It will be the 55th – and final – parade, and over the years millions of people will have watched what has been dubbed the greatest free spectacle in the UK.
Hundreds of local people have been involved in staging the production each year, from pinning tulip heads on to floats to driving the tractors that tow the floats along the parade route.
There are plans for an alternative people’s parade in future, but in the meantime tribute should be paid to the growers, organisers and volunteers who have worked with enthusiasm to put on the event over the last half century.
According to the Lincolnshire Free Press of April 25, 1950, the snowdrop was the beginnings of the district’s once famous bulb industry.
Apparently, “far-seeing pioneers John Thomas White, Richard Wellband and Frederick Culpin” had experimented with its bulb and those of other flowers 70 years previously. They found the local soil was particularly suitable for growing daffodils and by 1900 the production of those bulbs had spread to the surrounding district.
At the same time, the growing of tulips was becoming more widespread and by 1907 they had become of commercial importance.
The industry continued to expand until in 1939 the total acreage under tulips and daffodils was just under 5,000.
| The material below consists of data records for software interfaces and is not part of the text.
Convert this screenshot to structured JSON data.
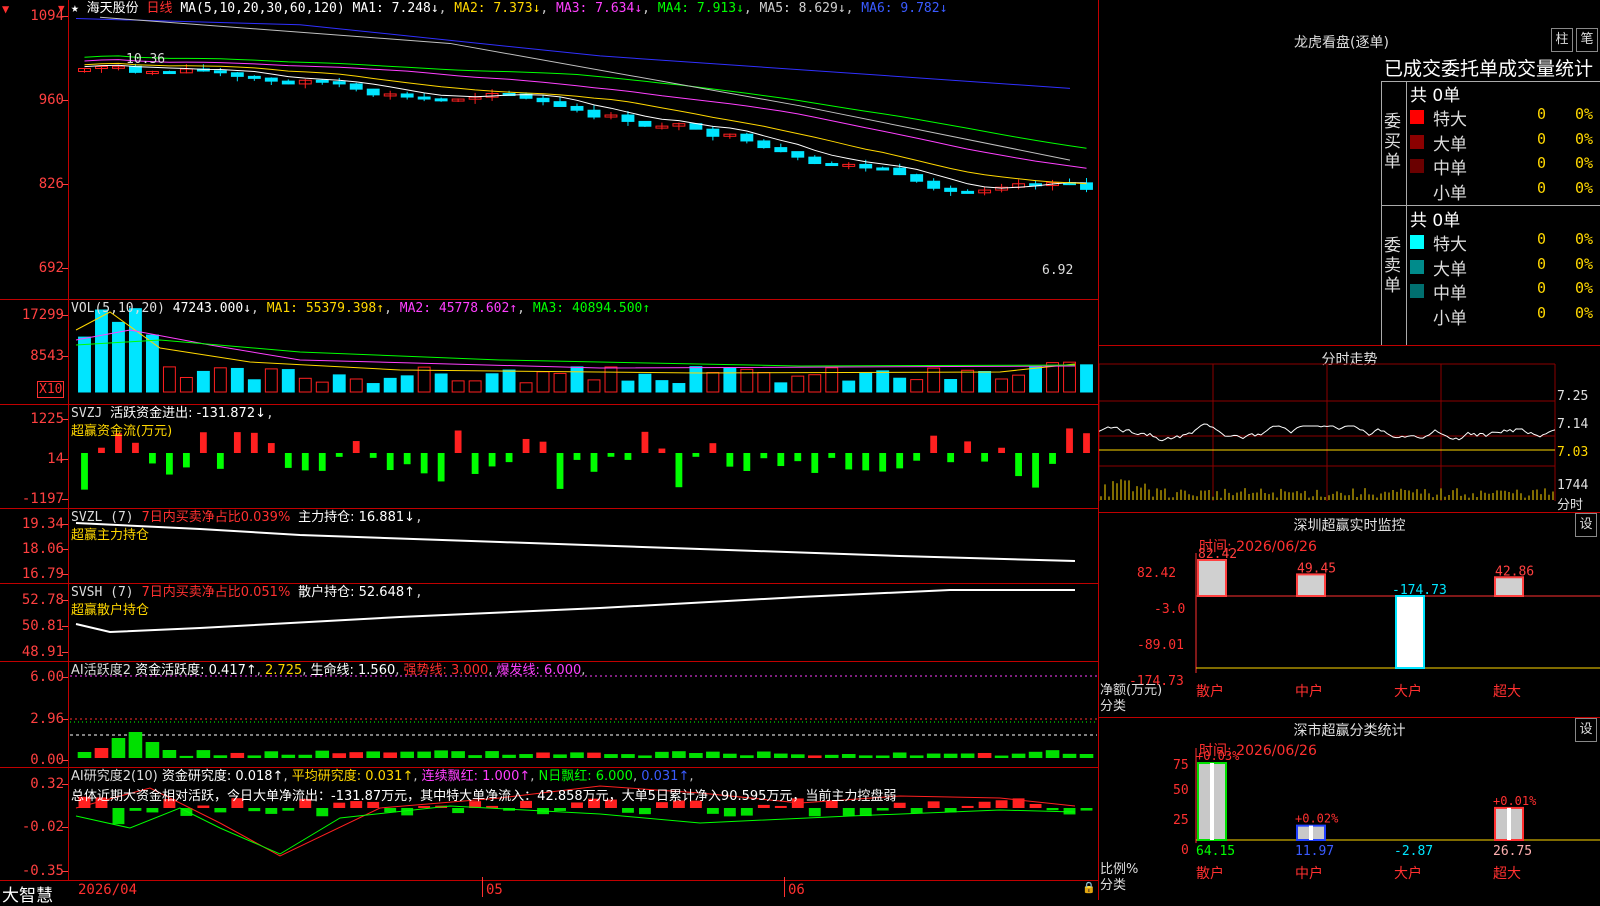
{
  "kline": {
    "star": "★",
    "stock_name": "海天股份",
    "period": "日线",
    "ma_label": "MA(5,10,20,30,60,120)",
    "ma1": "MA1: 7.248↓",
    "ma2": "MA2: 7.373↓",
    "ma3": "MA3: 7.634↓",
    "ma4": "MA4: 7.913↓",
    "ma5": "MA5: 8.629↓",
    "ma6": "MA6: 9.782↓",
    "y_labels": [
      "1094",
      "960",
      "826",
      "692"
    ],
    "high_label": "10.36",
    "low_label": "6.92",
    "colors": {
      "up": "#ff2020",
      "down": "#00e5ff",
      "ma1": "#ffffff",
      "ma2": "#ffd700",
      "ma3": "#ff40ff",
      "ma4": "#00ff00",
      "ma5": "#c0c0c0",
      "ma6": "#3030ff"
    }
  },
  "vol": {
    "title": "VOL(5,10,20)",
    "value": "47243.000↓",
    "ma1": "MA1: 55379.398↑",
    "ma2": "MA2: 45778.602↑",
    "ma3": "MA3: 40894.500↑",
    "y_labels": [
      "17299",
      "8543"
    ],
    "unit": "X10"
  },
  "svzj": {
    "title": "SVZJ",
    "label": "活跃资金进出: -131.872↓",
    "sub": "超赢资金流(万元)",
    "y_labels": [
      "1225",
      "14",
      "-1197"
    ]
  },
  "svzl": {
    "title": "SVZL (7)",
    "label": "7日内买卖净占比0.039%",
    "extra": "主力持仓: 16.881↓",
    "sub": "超赢主力持仓",
    "y_labels": [
      "19.34",
      "18.06",
      "16.79"
    ]
  },
  "svsh": {
    "title": "SVSH (7)",
    "label": "7日内买卖净占比0.051%",
    "extra": "散户持仓: 52.648↑",
    "sub": "超赢散户持仓",
    "y_labels": [
      "52.78",
      "50.81",
      "48.91"
    ]
  },
  "ai2": {
    "title": "AI活跃度2",
    "a": "资金活跃度: 0.417↑",
    "b": "2.725",
    "c": "生命线: 1.560",
    "d": "强势线: 3.000",
    "e": "爆发线: 6.000",
    "y_labels": [
      "6.00",
      "2.96",
      "0.00"
    ]
  },
  "ai_res": {
    "title": "AI研究度2(10)",
    "a": "资金研究度: 0.018↑",
    "b": "平均研究度: 0.031↑",
    "c": "连续飘红: 1.000↑",
    "d": "N日飘红: 6.000",
    "e": "0.031↑",
    "summary": "总体近期大资金相对活跃，今日大单净流出：-131.87万元，其中特大单净流入：42.858万元，大单5日累计净入90.595万元，当前主力控盘弱",
    "y_labels": [
      "0.32",
      "-0.02",
      "-0.35"
    ]
  },
  "bottom": {
    "brand": "大智慧",
    "date": "2026/04",
    "m5": "05",
    "m6": "06"
  },
  "right": {
    "lhk": {
      "title": "龙虎看盘(逐单)",
      "btn1": "柱",
      "btn2": "笔",
      "subtitle": "已成交委托单成交量统计",
      "buy": {
        "side": "委买单",
        "total": "共 0单",
        "rows": [
          {
            "label": "特大",
            "vol": "0",
            "pct": "0%",
            "color": "#ff0000"
          },
          {
            "label": "大单",
            "vol": "0",
            "pct": "0%",
            "color": "#8b0000"
          },
          {
            "label": "中单",
            "vol": "0",
            "pct": "0%",
            "color": "#6a0000"
          },
          {
            "label": "小单",
            "vol": "0",
            "pct": "0%",
            "color": "#000000"
          }
        ]
      },
      "sell": {
        "side": "委卖单",
        "total": "共 0单",
        "rows": [
          {
            "label": "特大",
            "vol": "0",
            "pct": "0%",
            "color": "#00ffff"
          },
          {
            "label": "大单",
            "vol": "0",
            "pct": "0%",
            "color": "#008b8b"
          },
          {
            "label": "中单",
            "vol": "0",
            "pct": "0%",
            "color": "#006f6f"
          },
          {
            "label": "小单",
            "vol": "0",
            "pct": "0%",
            "color": "#000000"
          }
        ]
      }
    },
    "fenshi": {
      "title": "分时走势",
      "y_labels": [
        "7.25",
        "7.14",
        "7.03"
      ],
      "vol_label": "1744",
      "unit": "分时"
    },
    "monitor": {
      "title": "深圳超赢实时监控",
      "btn": "设",
      "time": "时间: 2026/06/26",
      "y_labels": [
        "82.42",
        "-3.0",
        "-89.01",
        "-174.73"
      ],
      "axis_name": "净额(万元)",
      "axis_name2": "分类",
      "cats": [
        "散户",
        "中户",
        "大户",
        "超大"
      ],
      "values": [
        82.42,
        49.45,
        -174.73,
        42.86
      ],
      "value_labels": [
        "82.42",
        "49.45",
        "-174.73",
        "42.86"
      ]
    },
    "classify": {
      "title": "深市超赢分类统计",
      "btn": "设",
      "time": "时间: 2026/06/26",
      "y_labels": [
        "75",
        "50",
        "25",
        "0"
      ],
      "axis_name": "比例%",
      "axis_name2": "分类",
      "cats": [
        "散户",
        "中户",
        "大户",
        "超大"
      ],
      "pct_labels": [
        "+0.03%",
        "+0.02%",
        "",
        "+0.01%"
      ],
      "values": [
        "64.15",
        "11.97",
        "-2.87",
        "26.75"
      ],
      "value_nums": [
        64.15,
        11.97,
        -2.87,
        26.75
      ]
    }
  }
}
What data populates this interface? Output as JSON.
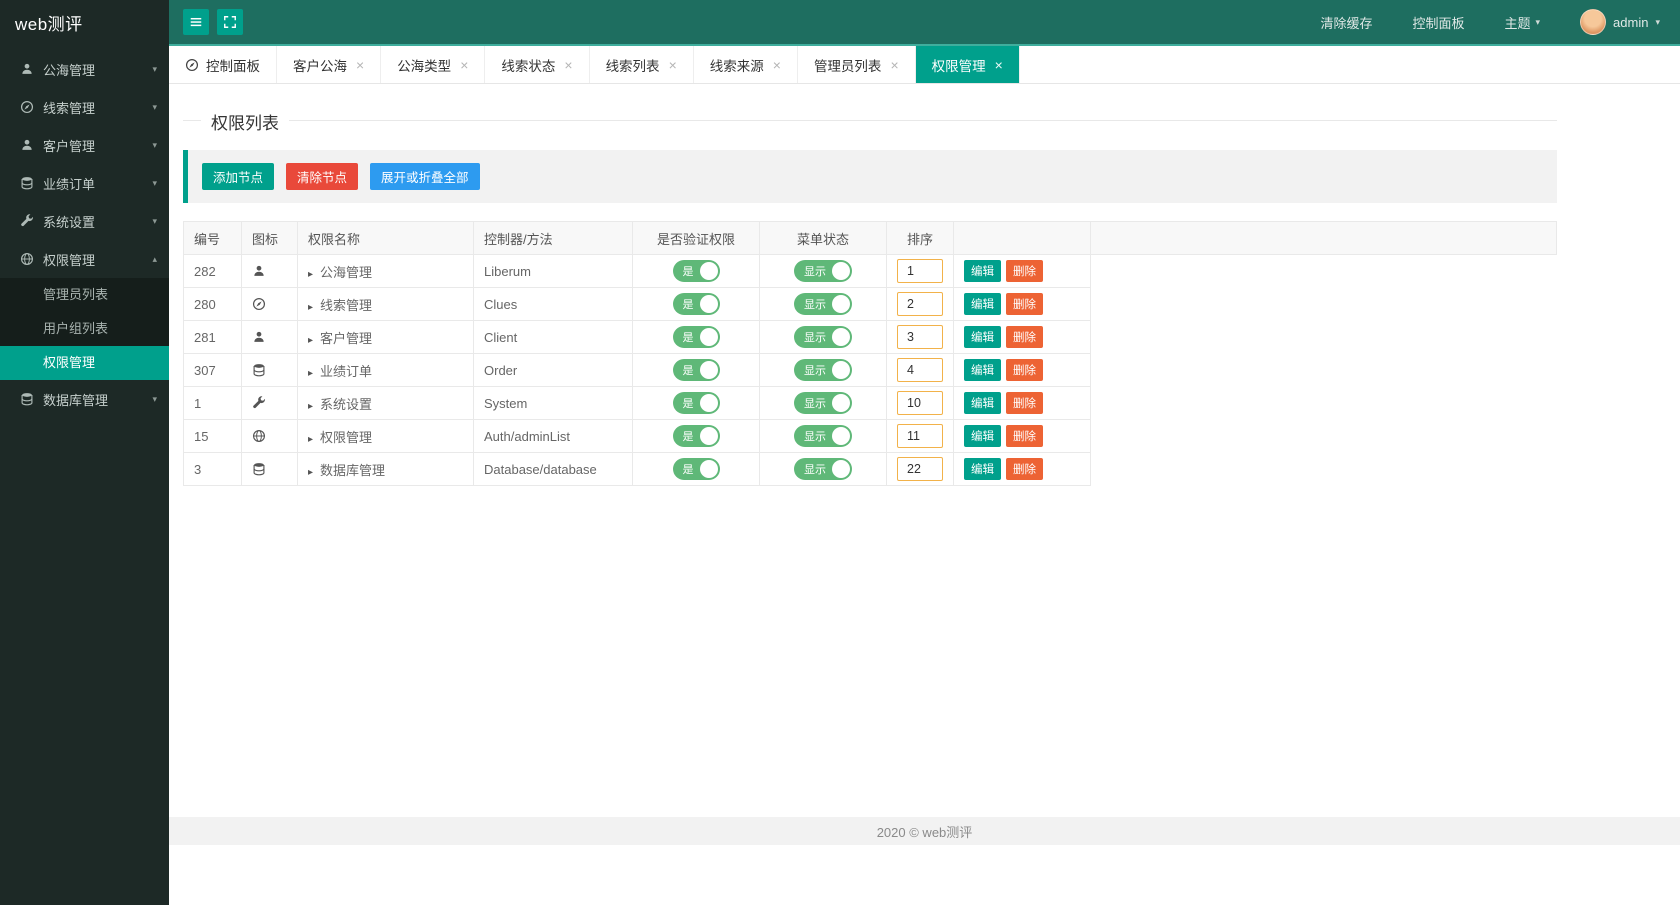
{
  "app": {
    "logo": "web测评"
  },
  "icons": {
    "close": "×",
    "caret": "▸",
    "chev_down": "▾",
    "chev_up": "▴"
  },
  "colors": {
    "accent": "#00a08c",
    "topbar": "#1e6e60",
    "sidebar": "#1d2926",
    "danger": "#e9493a",
    "info": "#2d9bf0",
    "delete": "#ed6334",
    "switch_on": "#5fb878",
    "sort_border": "#f2b24a"
  },
  "topbar": {
    "clear_cache": "清除缓存",
    "control_panel": "控制面板",
    "theme": "主题",
    "username": "admin"
  },
  "sidebar": {
    "items": [
      {
        "label": "公海管理",
        "icon": "user-icon"
      },
      {
        "label": "线索管理",
        "icon": "compass-icon"
      },
      {
        "label": "客户管理",
        "icon": "user-icon"
      },
      {
        "label": "业绩订单",
        "icon": "database-icon"
      },
      {
        "label": "系统设置",
        "icon": "wrench-icon"
      },
      {
        "label": "权限管理",
        "icon": "globe-icon"
      },
      {
        "label": "数据库管理",
        "icon": "database-icon"
      }
    ],
    "submenu": [
      {
        "label": "管理员列表"
      },
      {
        "label": "用户组列表"
      },
      {
        "label": "权限管理",
        "active": true
      }
    ]
  },
  "tabs": [
    {
      "label": "控制面板"
    },
    {
      "label": "客户公海"
    },
    {
      "label": "公海类型"
    },
    {
      "label": "线索状态"
    },
    {
      "label": "线索列表"
    },
    {
      "label": "线索来源"
    },
    {
      "label": "管理员列表"
    },
    {
      "label": "权限管理"
    }
  ],
  "page": {
    "title": "权限列表"
  },
  "toolbar": {
    "add": "添加节点",
    "clear": "清除节点",
    "expand": "展开或折叠全部"
  },
  "table": {
    "headers": [
      "编号",
      "图标",
      "权限名称",
      "控制器/方法",
      "是否验证权限",
      "菜单状态",
      "排序"
    ],
    "toggle_on": "是",
    "toggle_show": "显示",
    "actions": {
      "edit": "编辑",
      "delete": "删除"
    },
    "rows": [
      {
        "id": "282",
        "icon": "user-icon",
        "name": "公海管理",
        "controller": "Liberum",
        "sort": "1"
      },
      {
        "id": "280",
        "icon": "compass-icon",
        "name": "线索管理",
        "controller": "Clues",
        "sort": "2"
      },
      {
        "id": "281",
        "icon": "user-icon",
        "name": "客户管理",
        "controller": "Client",
        "sort": "3"
      },
      {
        "id": "307",
        "icon": "database-icon",
        "name": "业绩订单",
        "controller": "Order",
        "sort": "4"
      },
      {
        "id": "1",
        "icon": "wrench-icon",
        "name": "系统设置",
        "controller": "System",
        "sort": "10"
      },
      {
        "id": "15",
        "icon": "globe-icon",
        "name": "权限管理",
        "controller": "Auth/adminList",
        "sort": "11"
      },
      {
        "id": "3",
        "icon": "database-icon",
        "name": "数据库管理",
        "controller": "Database/database",
        "sort": "22"
      }
    ]
  },
  "footer": {
    "text": "2020 ©  web测评"
  }
}
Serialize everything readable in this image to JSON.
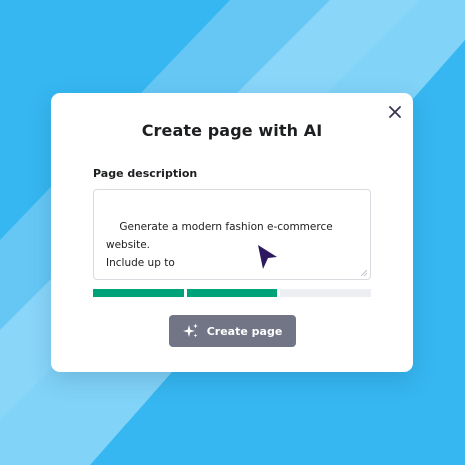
{
  "colors": {
    "background": "#36b7f1",
    "background_light": "#7dd0f7",
    "progress_filled": "#00a27a",
    "progress_empty": "#eceef1",
    "button": "#727586",
    "cursor": "#2d1960"
  },
  "modal": {
    "title": "Create page with AI",
    "close_icon": "close-icon",
    "description_label": "Page description",
    "description_value": "Generate a modern fashion e-commerce website.\nInclude up to",
    "progress": {
      "filled_segments": 2,
      "total_segments": 3
    },
    "create_button": {
      "icon": "sparkle-icon",
      "label": "Create page"
    }
  }
}
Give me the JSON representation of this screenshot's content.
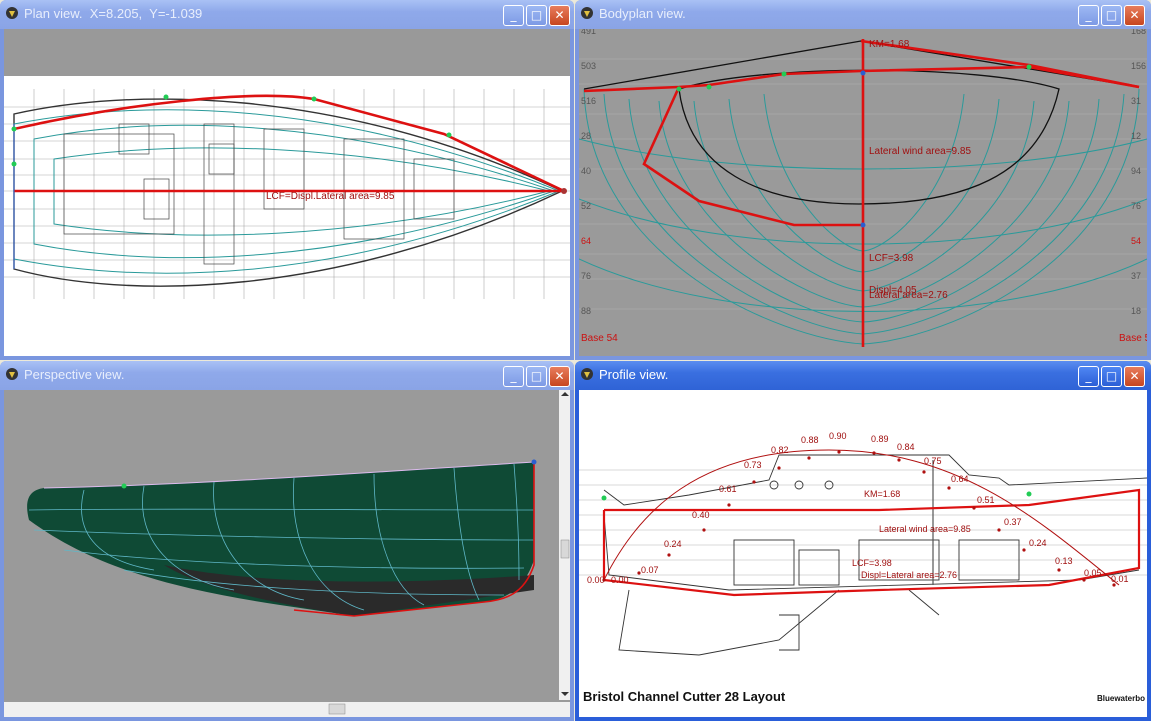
{
  "windows": {
    "plan": {
      "title": "Plan view.  X=8.205,  Y=-1.039",
      "lcf_label": "LCF=Displ.Lateral area=9.85"
    },
    "bodyplan": {
      "title": "Bodyplan view.",
      "km_label": "KM=1.68",
      "wind_label": "Lateral wind area=9.85",
      "lcf_label": "LCF=3.98",
      "displ_label": "Displ=4.05",
      "lat_label": "Lateral area=2.76",
      "base_left": "Base 54",
      "base_right": "Base 5",
      "left_ticks": [
        "491",
        "503",
        "516",
        "28",
        "40",
        "52",
        "64",
        "76",
        "88"
      ],
      "right_ticks": [
        "168",
        "156",
        "31",
        "12",
        "94",
        "76",
        "54",
        "37",
        "18"
      ]
    },
    "perspective": {
      "title": "Perspective view."
    },
    "profile": {
      "title": "Profile view.",
      "caption": "Bristol Channel Cutter 28 Layout",
      "watermark": "Bluewaterbo",
      "km_label": "KM=1.68",
      "wind_label": "Lateral wind area=9.85",
      "lcf_label": "LCF=3.98",
      "displ_label": "Displ=Lateral area=2.76",
      "curve_labels": [
        "0.00",
        "0.00",
        "0.07",
        "0.24",
        "0.40",
        "0.61",
        "0.73",
        "0.82",
        "0.88",
        "0.90",
        "0.89",
        "0.84",
        "0.75",
        "0.64",
        "0.51",
        "0.37",
        "0.24",
        "0.13",
        "0.05",
        "0.01"
      ]
    }
  },
  "buttons": {
    "minimize": "_",
    "maximize": "□",
    "close": "✕"
  },
  "colors": {
    "red": "#dd1111",
    "teal": "#2a9a9a",
    "hull": "#0f4a35",
    "active_title": "#2f63d6",
    "inactive_title": "#8aa4e6"
  }
}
Five years after hostilities ended, the total acreage under bulbs was still only about 50 per cent of what was grown in 1939.
In 1950, when 18-year-old Joan Roberts was crowned “Tulipland’s first queen”, about 3,000 acres were in bloom.
Of those, about 450 acres were along an officially designated Tuliptime route that drew thousands of sightseers each year for three successive Sundays.
Joan was to tour the tulip fields on two of those Sundays – and sweetheart of the Forces Vera Lynn was another Tuliptime visitor that year.
Just eight years later, the Tulip Queen crowned in 1958 wowed the crowds by making her tour of the bulb fields in the first ever float, decorated with 50,000 tulip heads by Geest Industries Ltd.
Janet Bray was Tulip Queen that year and her attendants were Pat Newbatt and Jean Davis.
Their procession around the colourful fields of flowers in the floral float was described as “the most triumphant of all tours” and obviously set the model that was followed in successive years.
Floats became bigger, ever more imaginative, and the crowds came. But farmers switched to other crops, float sponsors became harder to find and finally the parade failed to create the mass interest it had once enjoyed.